Instructions to follow
Having read the entries, repeat all of them exactly.

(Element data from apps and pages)
________________
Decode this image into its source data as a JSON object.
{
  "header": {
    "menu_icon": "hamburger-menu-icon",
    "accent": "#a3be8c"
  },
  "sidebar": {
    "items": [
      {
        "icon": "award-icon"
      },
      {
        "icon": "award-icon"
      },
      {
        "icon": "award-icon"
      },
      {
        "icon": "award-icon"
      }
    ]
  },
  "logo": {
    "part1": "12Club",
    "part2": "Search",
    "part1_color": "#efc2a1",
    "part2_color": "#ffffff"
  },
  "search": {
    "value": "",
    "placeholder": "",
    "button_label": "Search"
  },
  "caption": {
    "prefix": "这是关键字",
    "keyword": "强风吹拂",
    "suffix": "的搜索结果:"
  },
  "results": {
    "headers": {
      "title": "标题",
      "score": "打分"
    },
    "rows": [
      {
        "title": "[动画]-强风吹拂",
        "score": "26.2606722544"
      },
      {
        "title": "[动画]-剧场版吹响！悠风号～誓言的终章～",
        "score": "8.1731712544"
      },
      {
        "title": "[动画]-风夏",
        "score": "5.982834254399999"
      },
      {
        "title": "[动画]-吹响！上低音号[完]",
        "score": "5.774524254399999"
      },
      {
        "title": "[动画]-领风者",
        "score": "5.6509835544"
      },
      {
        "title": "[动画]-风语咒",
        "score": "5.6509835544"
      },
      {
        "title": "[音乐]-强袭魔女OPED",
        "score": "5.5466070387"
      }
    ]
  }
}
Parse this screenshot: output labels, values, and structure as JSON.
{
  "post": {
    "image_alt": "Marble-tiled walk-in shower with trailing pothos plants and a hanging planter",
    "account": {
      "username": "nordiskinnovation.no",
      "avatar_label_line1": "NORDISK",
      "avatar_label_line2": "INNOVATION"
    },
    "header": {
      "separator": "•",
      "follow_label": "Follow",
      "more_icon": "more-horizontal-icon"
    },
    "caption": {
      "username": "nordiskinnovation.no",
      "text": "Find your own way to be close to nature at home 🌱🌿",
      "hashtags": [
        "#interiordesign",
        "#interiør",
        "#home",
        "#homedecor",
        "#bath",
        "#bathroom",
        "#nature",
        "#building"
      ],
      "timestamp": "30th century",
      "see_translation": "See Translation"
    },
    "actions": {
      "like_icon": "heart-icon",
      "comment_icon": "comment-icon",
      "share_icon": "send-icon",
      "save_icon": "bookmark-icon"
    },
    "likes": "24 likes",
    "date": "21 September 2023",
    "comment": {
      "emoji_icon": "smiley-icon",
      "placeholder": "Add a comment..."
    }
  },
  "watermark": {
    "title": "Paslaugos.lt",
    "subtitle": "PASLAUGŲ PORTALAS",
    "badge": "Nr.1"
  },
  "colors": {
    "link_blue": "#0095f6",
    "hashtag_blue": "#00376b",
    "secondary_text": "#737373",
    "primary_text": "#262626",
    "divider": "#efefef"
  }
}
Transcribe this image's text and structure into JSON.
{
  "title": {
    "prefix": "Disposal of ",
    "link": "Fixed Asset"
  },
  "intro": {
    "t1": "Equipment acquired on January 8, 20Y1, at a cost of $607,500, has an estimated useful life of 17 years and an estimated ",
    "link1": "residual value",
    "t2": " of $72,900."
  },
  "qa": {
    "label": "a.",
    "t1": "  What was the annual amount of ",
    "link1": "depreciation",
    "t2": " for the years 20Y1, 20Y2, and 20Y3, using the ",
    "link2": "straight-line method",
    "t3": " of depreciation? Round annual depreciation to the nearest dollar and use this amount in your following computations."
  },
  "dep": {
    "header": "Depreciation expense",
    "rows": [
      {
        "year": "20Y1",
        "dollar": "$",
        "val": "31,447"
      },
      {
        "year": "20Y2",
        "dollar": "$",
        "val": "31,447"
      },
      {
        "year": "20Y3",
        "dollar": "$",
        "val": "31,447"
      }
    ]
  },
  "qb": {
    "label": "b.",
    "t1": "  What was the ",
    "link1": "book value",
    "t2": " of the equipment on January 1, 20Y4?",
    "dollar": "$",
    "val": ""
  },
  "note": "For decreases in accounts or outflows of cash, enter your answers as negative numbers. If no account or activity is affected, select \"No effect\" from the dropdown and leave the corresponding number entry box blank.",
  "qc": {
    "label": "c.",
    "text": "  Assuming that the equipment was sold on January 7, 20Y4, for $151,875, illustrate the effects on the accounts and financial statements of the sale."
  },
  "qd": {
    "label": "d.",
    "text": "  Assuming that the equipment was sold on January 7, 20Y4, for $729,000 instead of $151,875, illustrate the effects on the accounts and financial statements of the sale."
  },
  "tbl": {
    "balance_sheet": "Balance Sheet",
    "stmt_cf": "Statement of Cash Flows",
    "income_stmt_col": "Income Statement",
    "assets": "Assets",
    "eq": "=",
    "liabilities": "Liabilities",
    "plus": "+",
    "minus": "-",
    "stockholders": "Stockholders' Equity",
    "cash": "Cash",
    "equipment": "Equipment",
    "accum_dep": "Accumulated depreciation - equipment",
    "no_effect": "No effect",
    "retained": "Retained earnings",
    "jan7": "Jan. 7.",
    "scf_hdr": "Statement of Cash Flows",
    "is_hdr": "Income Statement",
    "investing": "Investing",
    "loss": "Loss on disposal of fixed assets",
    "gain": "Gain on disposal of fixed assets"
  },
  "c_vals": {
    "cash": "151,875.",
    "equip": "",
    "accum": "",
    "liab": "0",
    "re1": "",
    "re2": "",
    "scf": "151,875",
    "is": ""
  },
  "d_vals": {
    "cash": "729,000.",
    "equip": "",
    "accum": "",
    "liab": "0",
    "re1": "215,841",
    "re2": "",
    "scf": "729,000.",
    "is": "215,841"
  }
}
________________
Expected answer
Decode this image into its source data as a JSON object.
{
  "header": {
    "menu_icon": "hamburger-menu-icon",
    "accent": "#a3be8c"
  },
  "sidebar": {
    "items": [
      {
        "icon": "award-icon"
      },
      {
        "icon": "award-icon"
      },
      {
        "icon": "award-icon"
      },
      {
        "icon": "award-icon"
      }
    ]
  },
  "logo": {
    "part1": "12Club",
    "part2": "Search",
    "part1_color": "#efc2a1",
    "part2_color": "#ffffff"
  },
  "search": {
    "value": "",
    "placeholder": "",
    "button_label": "Search"
  },
  "caption": {
    "prefix": "这是关键字",
    "keyword": "强风吹拂",
    "suffix": "的搜索结果:"
  },
  "results": {
    "headers": {
      "title": "标题",
      "score": "打分"
    },
    "rows": [
      {
        "title": "[动画]-强风吹拂",
        "score": "26.2606722544"
      },
      {
        "title": "[动画]-剧场版吹响！悠风号～誓言的终章～",
        "score": "8.1731712544"
      },
      {
        "title": "[动画]-风夏",
        "score": "5.982834254399999"
      },
      {
        "title": "[动画]-吹响！上低音号[完]",
        "score": "5.774524254399999"
      },
      {
        "title": "[动画]-领风者",
        "score": "5.6509835544"
      },
      {
        "title": "[动画]-风语咒",
        "score": "5.6509835544"
      },
      {
        "title": "[音乐]-强袭魔女OPED",
        "score": "5.5466070387"
      }
    ]
  }
}
Parse this screenshot: output labels, values, and structure as JSON.
{
  "post": {
    "image_alt": "Marble-tiled walk-in shower with trailing pothos plants and a hanging planter",
    "account": {
      "username": "nordiskinnovation.no",
      "avatar_label_line1": "NORDISK",
      "avatar_label_line2": "INNOVATION"
    },
    "header": {
      "separator": "•",
      "follow_label": "Follow",
      "more_icon": "more-horizontal-icon"
    },
    "caption": {
      "username": "nordiskinnovation.no",
      "text": "Find your own way to be close to nature at home 🌱🌿",
      "hashtags": [
        "#interiordesign",
        "#interiør",
        "#home",
        "#homedecor",
        "#bath",
        "#bathroom",
        "#nature",
        "#building"
      ],
      "timestamp": "30th century",
      "see_translation": "See Translation"
    },
    "actions": {
      "like_icon": "heart-icon",
      "comment_icon": "comment-icon",
      "share_icon": "send-icon",
      "save_icon": "bookmark-icon"
    },
    "likes": "24 likes",
    "date": "21 September 2023",
    "comment": {
      "emoji_icon": "smiley-icon",
      "placeholder": "Add a comment..."
    }
  },
  "watermark": {
    "title": "Paslaugos.lt",
    "subtitle": "PASLAUGŲ PORTALAS",
    "badge": "Nr.1"
  },
  "colors": {
    "link_blue": "#0095f6",
    "hashtag_blue": "#00376b",
    "secondary_text": "#737373",
    "primary_text": "#262626",
    "divider": "#efefef"
  }
}
Transcribe this image's text and structure into JSON.
{
  "title": {
    "prefix": "Disposal of ",
    "link": "Fixed Asset"
  },
  "intro": {
    "t1": "Equipment acquired on January 8, 20Y1, at a cost of $607,500, has an estimated useful life of 17 years and an estimated ",
    "link1": "residual value",
    "t2": " of $72,900."
  },
  "qa": {
    "label": "a.",
    "t1": "  What was the annual amount of ",
    "link1": "depreciation",
    "t2": " for the years 20Y1, 20Y2, and 20Y3, using the ",
    "link2": "straight-line method",
    "t3": " of depreciation? Round annual depreciation to the nearest dollar and use this amount in your following computations."
  },
  "dep": {
    "header": "Depreciation expense",
    "rows": [
      {
        "year": "20Y1",
        "dollar": "$",
        "val": "31,447"
      },
      {
        "year": "20Y2",
        "dollar": "$",
        "val": "31,447"
      },
      {
        "year": "20Y3",
        "dollar": "$",
        "val": "31,447"
      }
    ]
  },
  "qb": {
    "label": "b.",
    "t1": "  What was the ",
    "link1": "book value",
    "t2": " of the equipment on January 1, 20Y4?",
    "dollar": "$",
    "val": ""
  },
  "note": "For decreases in accounts or outflows of cash, enter your answers as negative numbers. If no account or activity is affected, select \"No effect\" from the dropdown and leave the corresponding number entry box blank.",
  "qc": {
    "label": "c.",
    "text": "  Assuming that the equipment was sold on January 7, 20Y4, for $151,875, illustrate the effects on the accounts and financial statements of the sale."
  },
  "qd": {
    "label": "d.",
    "text": "  Assuming that the equipment was sold on January 7, 20Y4, for $729,000 instead of $151,875, illustrate the effects on the accounts and financial statements of the sale."
  },
  "tbl": {
    "balance_sheet": "Balance Sheet",
    "stmt_cf": "Statement of Cash Flows",
    "income_stmt_col": "Income Statement",
    "assets": "Assets",
    "eq": "=",
    "liabilities": "Liabilities",
    "plus": "+",
    "minus": "-",
    "stockholders": "Stockholders' Equity",
    "cash": "Cash",
    "equipment": "Equipment",
    "accum_dep": "Accumulated depreciation - equipment",
    "no_effect": "No effect",
    "retained": "Retained earnings",
    "jan7": "Jan. 7.",
    "scf_hdr": "Statement of Cash Flows",
    "is_hdr": "Income Statement",
    "investing": "Investing",
    "loss": "Loss on disposal of fixed assets",
    "gain": "Gain on disposal of fixed assets"
  },
  "c_vals": {
    "cash": "151,875.",
    "equip": "",
    "accum": "",
    "liab": "0",
    "re1": "",
    "re2": "",
    "scf": "151,875",
    "is": ""
  },
  "d_vals": {
    "cash": "729,000.",
    "equip": "",
    "accum": "",
    "liab": "0",
    "re1": "215,841",
    "re2": "",
    "scf": "729,000.",
    "is": "215,841"
  }
}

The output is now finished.